- **Goal of the exercise**:
Pull every line that holds the word "screenshot" from the entries.

- **Web page and app entries**:

-- Opening Marker --

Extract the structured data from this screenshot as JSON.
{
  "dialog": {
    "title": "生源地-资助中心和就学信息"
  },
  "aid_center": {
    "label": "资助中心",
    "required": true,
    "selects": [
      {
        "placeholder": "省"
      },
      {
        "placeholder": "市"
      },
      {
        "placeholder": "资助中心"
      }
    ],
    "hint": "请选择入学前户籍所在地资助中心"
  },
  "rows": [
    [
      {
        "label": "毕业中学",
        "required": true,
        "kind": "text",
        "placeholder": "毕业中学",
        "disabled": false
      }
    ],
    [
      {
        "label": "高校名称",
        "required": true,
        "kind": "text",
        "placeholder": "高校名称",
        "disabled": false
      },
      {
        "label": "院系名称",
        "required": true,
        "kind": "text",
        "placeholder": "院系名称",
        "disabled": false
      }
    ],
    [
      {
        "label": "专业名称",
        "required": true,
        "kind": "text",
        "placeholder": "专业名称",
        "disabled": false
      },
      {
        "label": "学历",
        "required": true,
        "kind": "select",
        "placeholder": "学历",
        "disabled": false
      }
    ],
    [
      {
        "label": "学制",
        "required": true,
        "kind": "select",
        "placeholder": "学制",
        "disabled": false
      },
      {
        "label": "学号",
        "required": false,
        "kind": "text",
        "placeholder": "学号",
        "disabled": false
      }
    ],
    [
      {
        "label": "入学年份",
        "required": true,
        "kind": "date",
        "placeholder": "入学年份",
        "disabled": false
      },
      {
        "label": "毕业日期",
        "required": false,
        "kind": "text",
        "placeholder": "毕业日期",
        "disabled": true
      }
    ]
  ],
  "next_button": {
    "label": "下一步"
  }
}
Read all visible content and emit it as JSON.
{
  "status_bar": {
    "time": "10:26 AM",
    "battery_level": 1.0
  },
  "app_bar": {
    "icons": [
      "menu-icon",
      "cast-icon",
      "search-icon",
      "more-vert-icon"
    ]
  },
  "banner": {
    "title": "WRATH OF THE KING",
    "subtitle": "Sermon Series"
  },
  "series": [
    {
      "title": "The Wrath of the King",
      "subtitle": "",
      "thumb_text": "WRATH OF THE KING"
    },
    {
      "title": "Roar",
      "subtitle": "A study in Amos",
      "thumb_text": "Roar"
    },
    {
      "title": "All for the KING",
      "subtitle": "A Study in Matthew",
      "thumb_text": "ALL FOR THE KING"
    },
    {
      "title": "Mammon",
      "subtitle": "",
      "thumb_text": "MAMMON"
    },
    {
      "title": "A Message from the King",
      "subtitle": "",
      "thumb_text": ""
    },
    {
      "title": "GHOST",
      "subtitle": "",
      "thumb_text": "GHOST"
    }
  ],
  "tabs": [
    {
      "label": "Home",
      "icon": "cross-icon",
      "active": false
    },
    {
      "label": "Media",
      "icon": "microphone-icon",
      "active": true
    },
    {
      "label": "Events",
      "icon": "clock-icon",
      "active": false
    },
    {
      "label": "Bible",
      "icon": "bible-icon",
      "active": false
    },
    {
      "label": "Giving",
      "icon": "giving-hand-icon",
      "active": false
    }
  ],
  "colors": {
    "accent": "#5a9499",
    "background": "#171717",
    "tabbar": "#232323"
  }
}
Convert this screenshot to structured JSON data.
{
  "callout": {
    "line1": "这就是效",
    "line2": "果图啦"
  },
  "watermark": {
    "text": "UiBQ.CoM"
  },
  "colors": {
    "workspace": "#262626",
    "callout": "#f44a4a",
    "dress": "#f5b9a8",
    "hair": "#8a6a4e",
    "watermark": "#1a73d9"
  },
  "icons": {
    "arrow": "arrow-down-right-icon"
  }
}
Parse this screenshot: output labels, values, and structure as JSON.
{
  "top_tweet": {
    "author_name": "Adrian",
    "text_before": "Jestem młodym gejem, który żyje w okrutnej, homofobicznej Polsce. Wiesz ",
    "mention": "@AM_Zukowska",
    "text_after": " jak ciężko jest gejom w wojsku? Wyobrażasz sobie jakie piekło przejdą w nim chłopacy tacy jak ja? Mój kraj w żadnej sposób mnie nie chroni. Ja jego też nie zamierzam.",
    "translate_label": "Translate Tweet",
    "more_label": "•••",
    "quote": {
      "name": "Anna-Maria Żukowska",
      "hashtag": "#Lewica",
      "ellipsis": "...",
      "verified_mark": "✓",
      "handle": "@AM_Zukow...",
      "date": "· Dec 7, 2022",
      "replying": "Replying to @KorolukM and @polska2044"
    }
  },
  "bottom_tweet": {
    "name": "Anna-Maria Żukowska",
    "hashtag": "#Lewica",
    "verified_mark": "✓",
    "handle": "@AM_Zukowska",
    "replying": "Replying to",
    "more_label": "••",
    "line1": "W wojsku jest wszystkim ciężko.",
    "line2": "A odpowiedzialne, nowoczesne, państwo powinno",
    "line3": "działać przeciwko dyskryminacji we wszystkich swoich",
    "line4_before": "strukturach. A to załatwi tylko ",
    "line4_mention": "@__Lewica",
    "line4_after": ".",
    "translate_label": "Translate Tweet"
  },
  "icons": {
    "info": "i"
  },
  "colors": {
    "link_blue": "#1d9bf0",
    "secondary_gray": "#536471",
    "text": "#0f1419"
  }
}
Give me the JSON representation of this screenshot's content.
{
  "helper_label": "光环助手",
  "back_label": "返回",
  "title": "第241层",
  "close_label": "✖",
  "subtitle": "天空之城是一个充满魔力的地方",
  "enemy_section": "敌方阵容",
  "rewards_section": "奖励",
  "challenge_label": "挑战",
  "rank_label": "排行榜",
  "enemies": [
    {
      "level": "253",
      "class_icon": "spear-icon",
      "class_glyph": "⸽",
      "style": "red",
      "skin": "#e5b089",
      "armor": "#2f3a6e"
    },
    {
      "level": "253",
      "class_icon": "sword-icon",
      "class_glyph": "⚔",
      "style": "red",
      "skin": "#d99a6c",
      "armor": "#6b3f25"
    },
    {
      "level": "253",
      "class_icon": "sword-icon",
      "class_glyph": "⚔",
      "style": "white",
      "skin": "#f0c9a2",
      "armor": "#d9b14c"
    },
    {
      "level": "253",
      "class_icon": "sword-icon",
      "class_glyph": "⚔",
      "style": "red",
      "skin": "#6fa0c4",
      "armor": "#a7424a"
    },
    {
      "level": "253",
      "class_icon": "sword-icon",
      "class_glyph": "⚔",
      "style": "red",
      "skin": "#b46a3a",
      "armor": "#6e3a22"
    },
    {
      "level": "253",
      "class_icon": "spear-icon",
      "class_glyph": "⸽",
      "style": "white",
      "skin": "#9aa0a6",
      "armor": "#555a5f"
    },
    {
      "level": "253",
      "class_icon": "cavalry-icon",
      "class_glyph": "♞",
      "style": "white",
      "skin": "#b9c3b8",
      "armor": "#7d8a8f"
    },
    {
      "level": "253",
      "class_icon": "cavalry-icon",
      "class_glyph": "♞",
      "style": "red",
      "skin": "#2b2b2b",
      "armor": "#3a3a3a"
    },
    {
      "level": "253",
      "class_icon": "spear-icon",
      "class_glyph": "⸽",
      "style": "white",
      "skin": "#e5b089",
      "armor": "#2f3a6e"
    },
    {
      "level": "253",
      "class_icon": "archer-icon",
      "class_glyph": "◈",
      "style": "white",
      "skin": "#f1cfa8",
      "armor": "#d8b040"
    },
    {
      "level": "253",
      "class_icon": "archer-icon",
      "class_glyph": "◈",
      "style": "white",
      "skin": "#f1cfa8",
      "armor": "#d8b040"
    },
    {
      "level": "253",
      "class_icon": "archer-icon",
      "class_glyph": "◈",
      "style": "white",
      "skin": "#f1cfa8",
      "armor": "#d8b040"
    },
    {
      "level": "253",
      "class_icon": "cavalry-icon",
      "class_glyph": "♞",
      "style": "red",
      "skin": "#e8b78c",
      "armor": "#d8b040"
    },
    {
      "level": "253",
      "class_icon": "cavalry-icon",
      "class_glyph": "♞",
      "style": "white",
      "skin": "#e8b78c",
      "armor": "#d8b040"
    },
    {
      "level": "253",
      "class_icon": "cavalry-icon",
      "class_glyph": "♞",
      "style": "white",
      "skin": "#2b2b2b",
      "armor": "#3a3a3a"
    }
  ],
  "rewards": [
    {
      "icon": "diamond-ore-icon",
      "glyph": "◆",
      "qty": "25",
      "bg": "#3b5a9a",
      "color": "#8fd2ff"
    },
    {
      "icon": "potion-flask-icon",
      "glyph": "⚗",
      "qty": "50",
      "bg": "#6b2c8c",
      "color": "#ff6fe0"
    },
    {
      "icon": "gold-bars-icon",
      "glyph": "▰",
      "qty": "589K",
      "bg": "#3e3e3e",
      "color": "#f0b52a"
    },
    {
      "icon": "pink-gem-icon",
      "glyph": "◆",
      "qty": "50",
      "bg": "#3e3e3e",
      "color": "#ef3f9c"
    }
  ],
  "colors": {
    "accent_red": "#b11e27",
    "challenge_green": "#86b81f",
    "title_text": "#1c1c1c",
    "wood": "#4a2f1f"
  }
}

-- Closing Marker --

- **Response**:
Extract the structured data from this screenshot as JSON.
Convert this screenshot to structured JSON data.
Parse this screenshot: output labels, values, and structure as JSON.
Give me the JSON representation of this screenshot's content.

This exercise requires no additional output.